**Material for this exercise**
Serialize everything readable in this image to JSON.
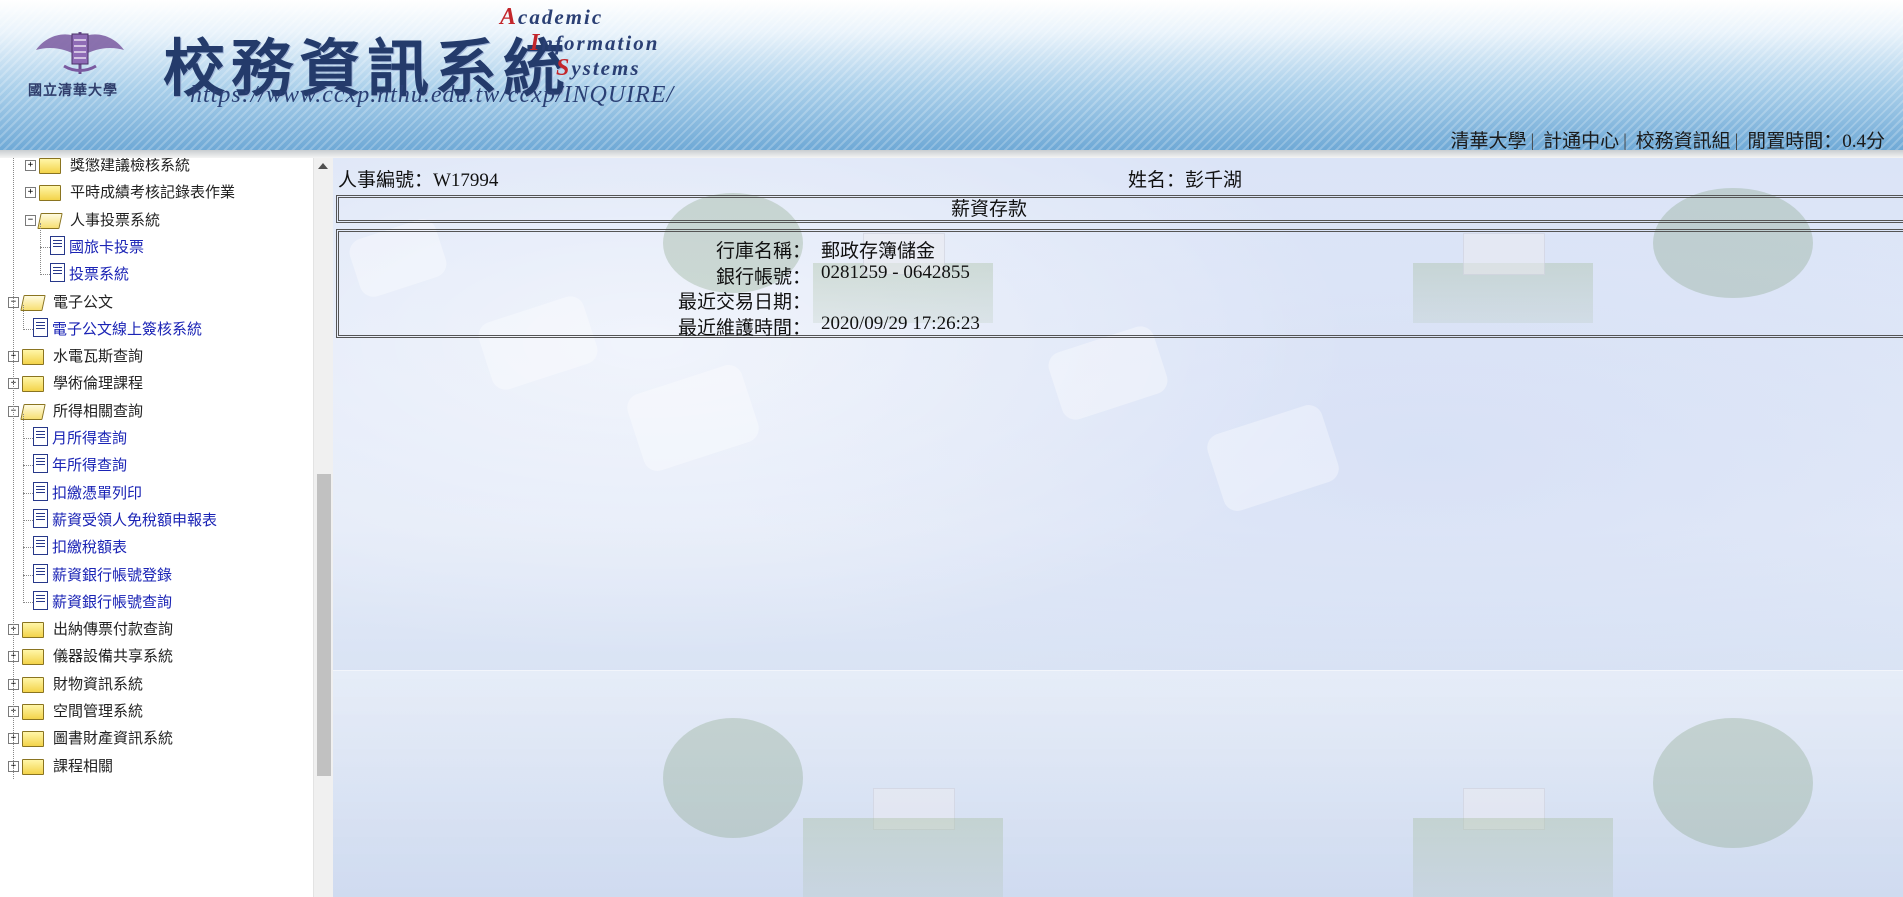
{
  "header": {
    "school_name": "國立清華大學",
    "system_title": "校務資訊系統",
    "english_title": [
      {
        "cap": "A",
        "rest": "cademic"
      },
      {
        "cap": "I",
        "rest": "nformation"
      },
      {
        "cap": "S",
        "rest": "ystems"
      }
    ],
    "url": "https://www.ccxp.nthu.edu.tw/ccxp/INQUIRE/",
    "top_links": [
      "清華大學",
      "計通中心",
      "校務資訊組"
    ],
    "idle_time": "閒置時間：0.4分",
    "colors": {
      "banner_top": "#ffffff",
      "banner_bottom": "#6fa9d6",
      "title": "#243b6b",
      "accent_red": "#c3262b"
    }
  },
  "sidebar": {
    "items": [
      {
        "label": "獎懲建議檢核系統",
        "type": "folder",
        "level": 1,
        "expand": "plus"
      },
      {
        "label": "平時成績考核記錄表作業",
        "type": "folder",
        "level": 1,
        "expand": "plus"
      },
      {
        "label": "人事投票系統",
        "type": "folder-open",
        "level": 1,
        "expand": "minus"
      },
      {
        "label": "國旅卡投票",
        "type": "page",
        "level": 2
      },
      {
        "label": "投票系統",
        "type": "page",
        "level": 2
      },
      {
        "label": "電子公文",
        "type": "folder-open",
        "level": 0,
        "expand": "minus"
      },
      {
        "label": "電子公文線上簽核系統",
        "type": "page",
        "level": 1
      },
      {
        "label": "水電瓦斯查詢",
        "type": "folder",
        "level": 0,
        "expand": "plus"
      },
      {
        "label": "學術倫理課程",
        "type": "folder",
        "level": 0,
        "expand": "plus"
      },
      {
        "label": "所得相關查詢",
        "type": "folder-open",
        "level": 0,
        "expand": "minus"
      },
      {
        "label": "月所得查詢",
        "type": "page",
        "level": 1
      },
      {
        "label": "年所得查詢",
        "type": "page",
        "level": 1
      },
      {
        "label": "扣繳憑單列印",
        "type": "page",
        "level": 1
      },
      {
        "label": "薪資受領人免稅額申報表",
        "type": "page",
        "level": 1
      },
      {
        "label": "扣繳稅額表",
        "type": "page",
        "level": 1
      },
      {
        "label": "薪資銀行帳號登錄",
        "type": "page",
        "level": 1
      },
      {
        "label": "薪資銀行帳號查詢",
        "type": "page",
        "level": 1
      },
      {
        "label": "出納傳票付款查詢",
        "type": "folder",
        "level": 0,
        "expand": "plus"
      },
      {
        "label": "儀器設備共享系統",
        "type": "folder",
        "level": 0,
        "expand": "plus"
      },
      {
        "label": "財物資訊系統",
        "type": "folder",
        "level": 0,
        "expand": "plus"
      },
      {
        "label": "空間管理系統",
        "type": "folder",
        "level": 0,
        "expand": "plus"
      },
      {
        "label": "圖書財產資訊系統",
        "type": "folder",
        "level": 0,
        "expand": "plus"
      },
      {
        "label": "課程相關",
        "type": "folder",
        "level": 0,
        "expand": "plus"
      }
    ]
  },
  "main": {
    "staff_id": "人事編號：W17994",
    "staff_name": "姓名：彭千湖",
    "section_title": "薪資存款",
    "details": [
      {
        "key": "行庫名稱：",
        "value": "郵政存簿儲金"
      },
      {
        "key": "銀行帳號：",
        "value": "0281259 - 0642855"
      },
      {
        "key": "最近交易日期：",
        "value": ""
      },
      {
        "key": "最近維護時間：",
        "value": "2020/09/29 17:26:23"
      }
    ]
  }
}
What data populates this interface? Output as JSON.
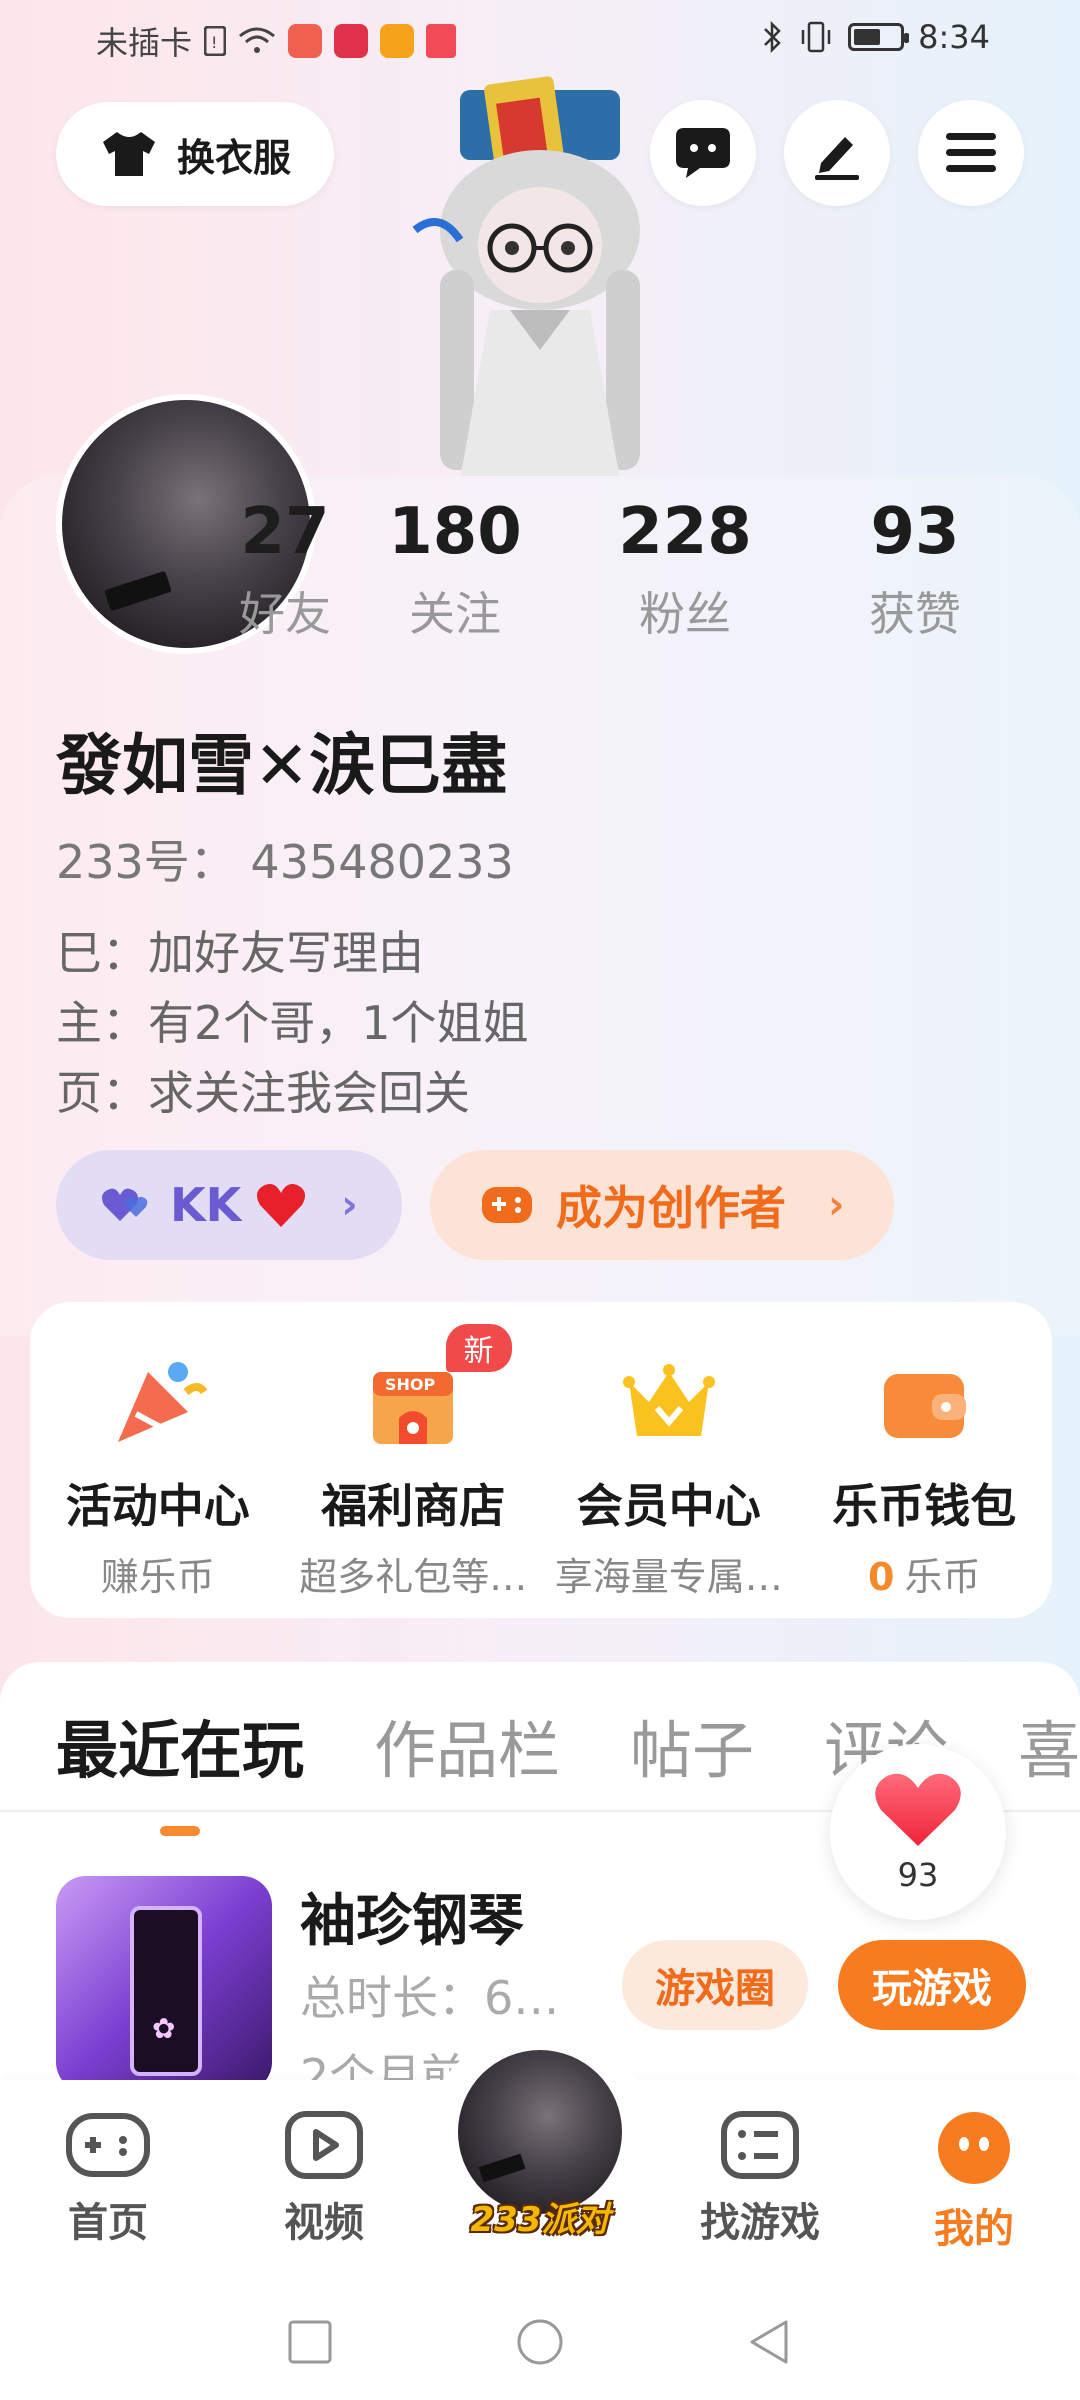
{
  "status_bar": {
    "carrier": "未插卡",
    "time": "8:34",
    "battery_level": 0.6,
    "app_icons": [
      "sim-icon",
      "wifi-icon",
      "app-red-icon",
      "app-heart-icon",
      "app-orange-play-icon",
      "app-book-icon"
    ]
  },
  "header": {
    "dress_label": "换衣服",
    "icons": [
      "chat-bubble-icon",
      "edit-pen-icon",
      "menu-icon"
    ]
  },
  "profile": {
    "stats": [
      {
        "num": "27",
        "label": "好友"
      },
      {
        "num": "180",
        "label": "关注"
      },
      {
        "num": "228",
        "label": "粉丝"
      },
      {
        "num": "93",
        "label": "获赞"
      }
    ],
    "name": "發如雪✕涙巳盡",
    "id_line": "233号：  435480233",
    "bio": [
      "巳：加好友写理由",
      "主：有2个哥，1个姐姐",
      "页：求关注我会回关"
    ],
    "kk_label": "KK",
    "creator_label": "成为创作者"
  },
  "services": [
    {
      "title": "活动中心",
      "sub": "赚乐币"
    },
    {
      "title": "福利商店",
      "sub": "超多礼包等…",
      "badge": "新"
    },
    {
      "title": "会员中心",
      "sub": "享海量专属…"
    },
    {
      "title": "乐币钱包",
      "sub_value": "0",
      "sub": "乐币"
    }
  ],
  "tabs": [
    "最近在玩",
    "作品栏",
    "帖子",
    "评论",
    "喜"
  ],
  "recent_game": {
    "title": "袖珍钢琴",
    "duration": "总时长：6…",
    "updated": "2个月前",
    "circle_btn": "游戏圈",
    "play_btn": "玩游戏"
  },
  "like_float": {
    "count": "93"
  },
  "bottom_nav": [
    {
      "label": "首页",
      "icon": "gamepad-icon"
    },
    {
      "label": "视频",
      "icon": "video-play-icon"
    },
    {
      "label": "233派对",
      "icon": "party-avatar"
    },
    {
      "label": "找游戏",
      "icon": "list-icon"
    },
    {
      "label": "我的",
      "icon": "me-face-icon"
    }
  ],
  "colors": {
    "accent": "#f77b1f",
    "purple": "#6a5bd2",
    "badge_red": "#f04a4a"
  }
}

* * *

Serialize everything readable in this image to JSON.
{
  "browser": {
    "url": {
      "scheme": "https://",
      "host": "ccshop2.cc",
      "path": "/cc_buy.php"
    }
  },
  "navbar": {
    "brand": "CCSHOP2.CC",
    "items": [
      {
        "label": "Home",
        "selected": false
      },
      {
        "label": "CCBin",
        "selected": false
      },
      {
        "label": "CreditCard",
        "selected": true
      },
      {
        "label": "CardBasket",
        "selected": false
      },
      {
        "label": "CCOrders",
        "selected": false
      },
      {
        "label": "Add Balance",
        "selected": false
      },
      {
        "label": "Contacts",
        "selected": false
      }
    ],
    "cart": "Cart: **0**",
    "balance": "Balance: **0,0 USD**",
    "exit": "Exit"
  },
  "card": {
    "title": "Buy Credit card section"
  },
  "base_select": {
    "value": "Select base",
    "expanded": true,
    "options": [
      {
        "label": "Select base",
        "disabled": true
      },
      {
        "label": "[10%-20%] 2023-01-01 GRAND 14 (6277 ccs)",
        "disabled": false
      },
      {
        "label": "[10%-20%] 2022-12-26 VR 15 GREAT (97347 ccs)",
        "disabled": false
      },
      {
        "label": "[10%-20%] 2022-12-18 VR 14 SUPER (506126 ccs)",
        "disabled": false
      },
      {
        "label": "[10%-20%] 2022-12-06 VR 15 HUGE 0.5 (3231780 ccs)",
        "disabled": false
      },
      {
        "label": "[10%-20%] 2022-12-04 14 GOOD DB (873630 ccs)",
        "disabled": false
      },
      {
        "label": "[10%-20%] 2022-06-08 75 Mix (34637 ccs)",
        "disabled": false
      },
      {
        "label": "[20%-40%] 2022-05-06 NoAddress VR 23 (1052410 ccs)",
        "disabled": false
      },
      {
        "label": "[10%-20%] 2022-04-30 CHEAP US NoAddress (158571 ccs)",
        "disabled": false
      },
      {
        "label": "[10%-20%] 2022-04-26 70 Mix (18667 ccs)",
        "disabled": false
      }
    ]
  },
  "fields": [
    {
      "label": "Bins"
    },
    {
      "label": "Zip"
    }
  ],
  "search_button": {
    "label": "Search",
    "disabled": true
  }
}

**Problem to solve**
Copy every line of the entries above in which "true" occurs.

**Response for this exercise**
        "selected": true
    "expanded": true,
        "disabled": true
    "disabled": true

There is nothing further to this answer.